This also translates into Ryukishi’s better handling of the “repeated scenario” concept, since Umineko also features the same set of characters and same world each time eight times. Yet in Umineko, Ryukishi introduces the “meta” elements much sooner, in episode two of Umineko instead of in the “Answer arc” as he did with Higurashi. As a whole, this helps to better integrate the meta elements into the story, making them feel more like a part of the whole rather than something tacked on like they sometimes felt in Higurashi.
Because Ryukishi introduced them a lot earlier, he also had time to develop them much further and in much more depth in Umineko than he did with Higurashi. Rather than just Hanyuu and Rika, in Umineko we got a massive array of meta characters, not just contributing to the story by being fantastic characters but, crucially, contributing better to the audience’s ability to decipher and solve the mystery. Higurashi presents us with four Question arcs and four Answer arcs, with clues only really being given in the Answer arcs, whereas Umineko contains hints right from the very beginning, because the characters discuss the meta much earlier.
It’s clear that Higurashi and Umineko were influencing forces for one another.

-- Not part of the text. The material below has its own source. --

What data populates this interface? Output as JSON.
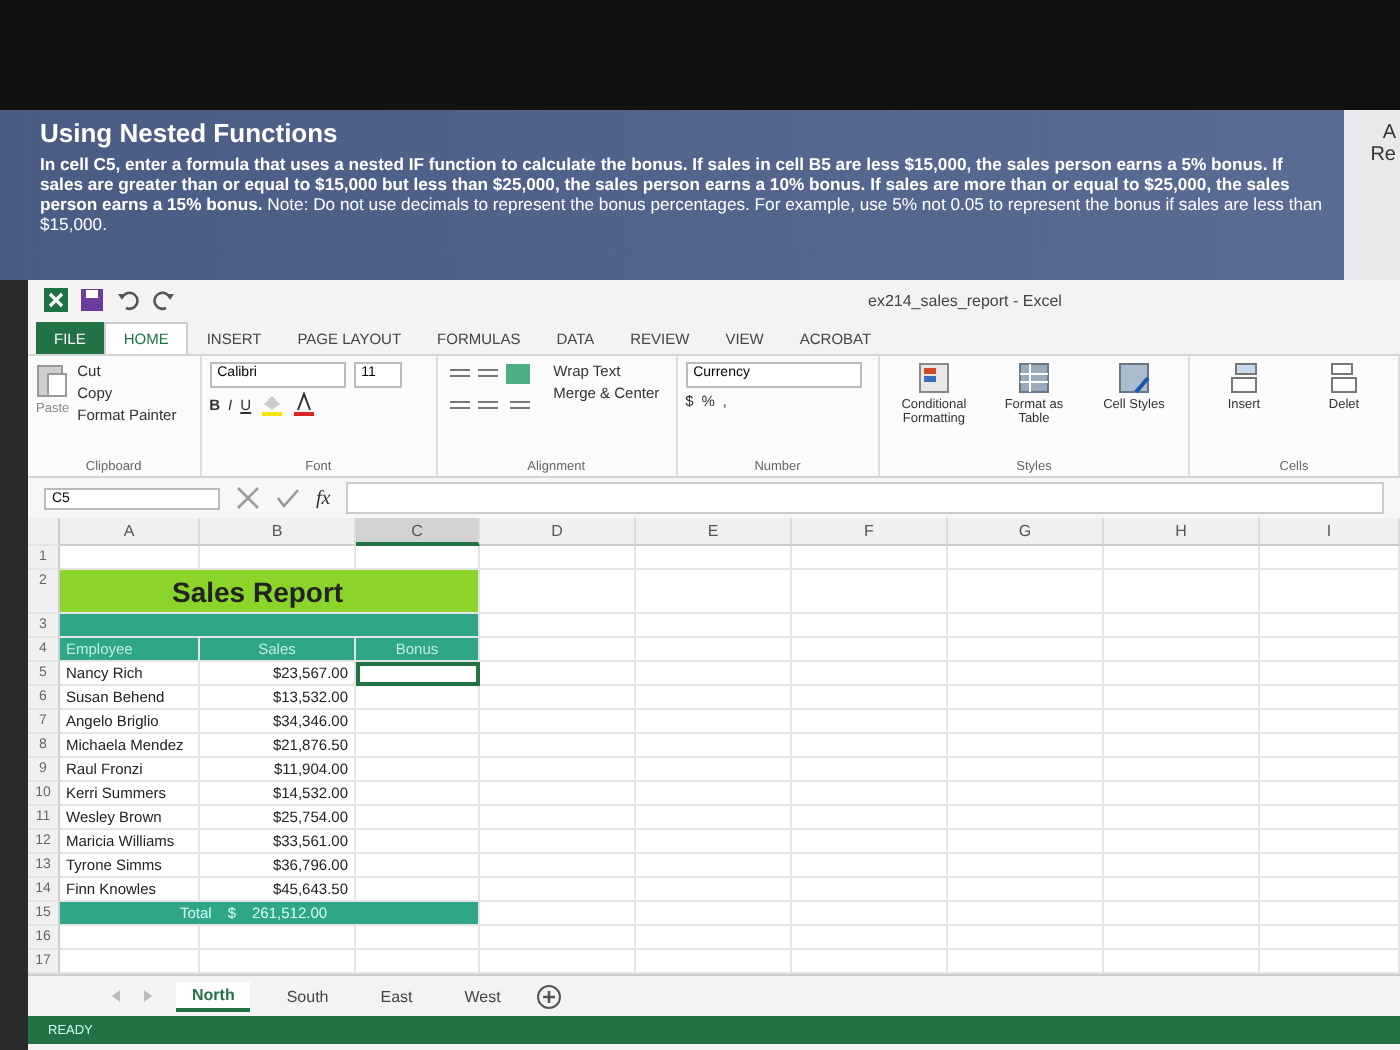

Ryukishi was fundamentally satisfied with the things he had pioneered in Higurashi – the repeated worlds concept and the meta elements – yet still saw in them room for improvement. This is why Umineko is, in my opinion, better than Higurashi – but Higurashi is still absolutely fundamental in understanding Umineko better as a whole, as well as being a brilliant story in it’s own right.
Higurashi is really great. And I really wasn’t expecting it to be. The only reason I started it was because after reading Umineko, I was hungry for more Ryukishi. Yet beyond enjoying appreciating how Umineko evolved from Higurashi, I found in it many appealing things that have made me recommend it to countless people since I watched it.
I found in it a great cast of characters, who’s dynamics were not only well-established and fleshed out, but fundamentally interesting and relatable. Keiichi, Mion, Shion, Rika, Satoko and Rena felt like real friends, and because of that I forged a bond with them that I don’t think I’ll be forgetting any time soon.
In addition, the positive mental health message was something I’ve not seen in any other anime, and was something that really hit close to home for me, because of my own personal experiences with mental health. It made me change several elements of my life and my attitude towards my own mental health, which is much more than I can say for any other anime I’ve ever watched.
Furthermore, I was pleasantly surprised as to how well the horror works in Higurashi, despite having been spoiled back in the day as to some of the major horror moments. It relies heavily on it’s excellent cast dynamics to put forward a really effective psychological horror story, which had me on the edge of my seat many times.
Therefore, even though you may have your preconceptions about the series I thoroughly recommend you go and check it out. I wasn’t able to mention this here, but I do think it’s best to watch/read the series before going on to read Umineko (not watch, you’ll notice I didn’t write that and that’s because the Umineko anime is terrible). I was able to overcome my personal preconceptions surrounding the series, and was able to thoroughly able to enjoy it – so I think you could too.